roost

[ roost ]
/ rust /

noun

a perch upon which birds or fowls rest at night.
a large cage, house, or place for fowls or birds to roost in.
a place for sitting, resting, or lodging.

verb (used without object)

to sit or rest on a roost, perch, etc.
to settle or stay, especially for the night.

Idioms

    come home to roost, (of an action) to revert or react unfavorably to the doer; boomerang: an evil deed that came home to roost and ruined his life.
    rule the roost, to be in charge or control; dominate: It was only too apparent that his grandfather ruled the roost.

Origin of roost

before 1100; Middle English roost (noun), Old English hrōst; cognate with Middle Dutch roest

Related forms

un·roost·ed, adjectiveun·roost·ing, adjective
Dictionary.com Unabridged Based on the Random House Unabridged Dictionary, © Random House, Inc. 2019

British Dictionary definitions for rule the roost (1 of 2)

roost

/ (ruːst) /

noun

a place, perch, branch, etc, where birds, esp domestic fowl, rest or sleep
a temporary place to rest or stay
rule the roost See rule (def. 20)

verb

(intr) to rest or sleep on a roost
(intr) to settle down or stay
come home to roost to have unfavourable repercussions

Word Origin for roost

Old English hrōst; related to Old Saxon hrost loft, German Rost grid

British Dictionary definitions for rule the roost (2 of 2)

Roost

/ (ruːst) /

noun

the Roost a powerful current caused by conflicting tides around the Shetland and Orkney Islands

Word Origin for Roost

C16: from Old Norse röst
Collins English Dictionary - Complete & Unabridged 2012 Digital Edition © William Collins Sons & Co. Ltd. 1979, 1986 © HarperCollins Publishers 1998, 2000, 2003, 2005, 2006, 2007, 2009, 2012

Culture definitions for rule the roost

rule the roost

To dominate; to be in charge: “Even though Sally has five older brothers, she still rules the roost.”


The New Dictionary of Cultural Literacy, Third Edition Copyright © 2005 by Houghton Mifflin Harcourt Publishing Company.
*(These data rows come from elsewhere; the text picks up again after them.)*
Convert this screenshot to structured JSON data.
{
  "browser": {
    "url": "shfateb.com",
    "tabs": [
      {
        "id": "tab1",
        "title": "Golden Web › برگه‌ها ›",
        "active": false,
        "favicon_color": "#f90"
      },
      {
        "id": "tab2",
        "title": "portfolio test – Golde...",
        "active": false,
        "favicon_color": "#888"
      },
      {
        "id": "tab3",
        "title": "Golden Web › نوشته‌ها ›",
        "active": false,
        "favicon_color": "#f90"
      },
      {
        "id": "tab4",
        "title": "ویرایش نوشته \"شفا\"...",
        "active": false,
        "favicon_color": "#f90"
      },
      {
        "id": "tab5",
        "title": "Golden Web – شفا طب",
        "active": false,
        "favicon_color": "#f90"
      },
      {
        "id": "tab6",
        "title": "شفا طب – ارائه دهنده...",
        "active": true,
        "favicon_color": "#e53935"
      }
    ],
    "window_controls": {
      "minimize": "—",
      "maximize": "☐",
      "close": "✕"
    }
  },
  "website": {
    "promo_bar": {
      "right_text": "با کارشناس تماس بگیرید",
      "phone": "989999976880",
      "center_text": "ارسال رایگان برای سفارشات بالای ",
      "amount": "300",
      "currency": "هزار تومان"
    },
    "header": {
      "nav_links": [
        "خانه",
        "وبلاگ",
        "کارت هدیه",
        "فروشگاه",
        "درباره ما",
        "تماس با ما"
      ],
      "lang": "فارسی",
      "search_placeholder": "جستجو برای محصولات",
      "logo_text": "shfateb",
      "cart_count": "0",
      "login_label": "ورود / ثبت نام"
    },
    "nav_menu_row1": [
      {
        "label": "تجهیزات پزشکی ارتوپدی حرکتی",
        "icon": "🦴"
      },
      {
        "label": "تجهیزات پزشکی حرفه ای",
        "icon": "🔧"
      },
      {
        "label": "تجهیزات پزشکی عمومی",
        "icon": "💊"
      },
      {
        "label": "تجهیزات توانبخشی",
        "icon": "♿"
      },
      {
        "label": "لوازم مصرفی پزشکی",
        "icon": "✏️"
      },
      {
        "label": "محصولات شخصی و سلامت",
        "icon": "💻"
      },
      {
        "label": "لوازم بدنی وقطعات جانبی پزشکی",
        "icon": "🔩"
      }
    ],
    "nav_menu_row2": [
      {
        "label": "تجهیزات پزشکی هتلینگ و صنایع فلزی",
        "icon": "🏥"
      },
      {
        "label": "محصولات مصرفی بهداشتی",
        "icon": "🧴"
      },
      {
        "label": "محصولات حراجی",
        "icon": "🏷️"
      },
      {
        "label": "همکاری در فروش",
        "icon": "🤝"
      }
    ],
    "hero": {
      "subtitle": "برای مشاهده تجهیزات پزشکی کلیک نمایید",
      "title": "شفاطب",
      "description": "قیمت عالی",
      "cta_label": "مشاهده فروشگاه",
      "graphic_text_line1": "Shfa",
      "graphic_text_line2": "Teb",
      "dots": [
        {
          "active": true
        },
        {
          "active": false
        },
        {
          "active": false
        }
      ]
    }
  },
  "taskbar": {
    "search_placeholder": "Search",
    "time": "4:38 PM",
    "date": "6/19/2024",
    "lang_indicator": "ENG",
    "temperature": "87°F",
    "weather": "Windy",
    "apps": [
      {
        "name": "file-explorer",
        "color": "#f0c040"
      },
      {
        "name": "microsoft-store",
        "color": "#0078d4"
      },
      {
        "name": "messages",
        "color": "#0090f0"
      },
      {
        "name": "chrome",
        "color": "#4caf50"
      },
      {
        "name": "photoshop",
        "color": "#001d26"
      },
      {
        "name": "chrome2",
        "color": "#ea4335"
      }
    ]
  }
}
Published by Houghton Mifflin Harcourt Publishing Company. All rights reserved.

Idioms and Phrases with rule the roost (1 of 2)

rule the roost

Be in charge, boss others, as in In our division the chairman's son rules the roost. This expression originated in the 15th century as rule the roast, which was either a corruption of rooster or alluded to the person who was in charge of the roast and thus ran the kitchen. In the barnyard a rooster decides which hen should roost near him. Both interpretations persisted for 200 years. Thomas Heywood (c. 1630) put it as “Her that ruled the roast in the kitchen,” but Shakespeare had it in 2 Henry VI (1:1): “The new-made duke that rules the roast,” which is more ambiguous. In the mid-1700s roost began to compete with roast, and in the 1900s roost displaced roast altogether. Also see run the show.


Idioms and Phrases with rule the roost (2 of 2)

roost

see chickens come home to roost; rule the roost.


The American Heritage® Idioms Dictionary Copyright © 2002, 2001, 1995 by Houghton Mifflin Harcourt Publishing Company. Published by Houghton Mifflin Harcourt Publishing Company.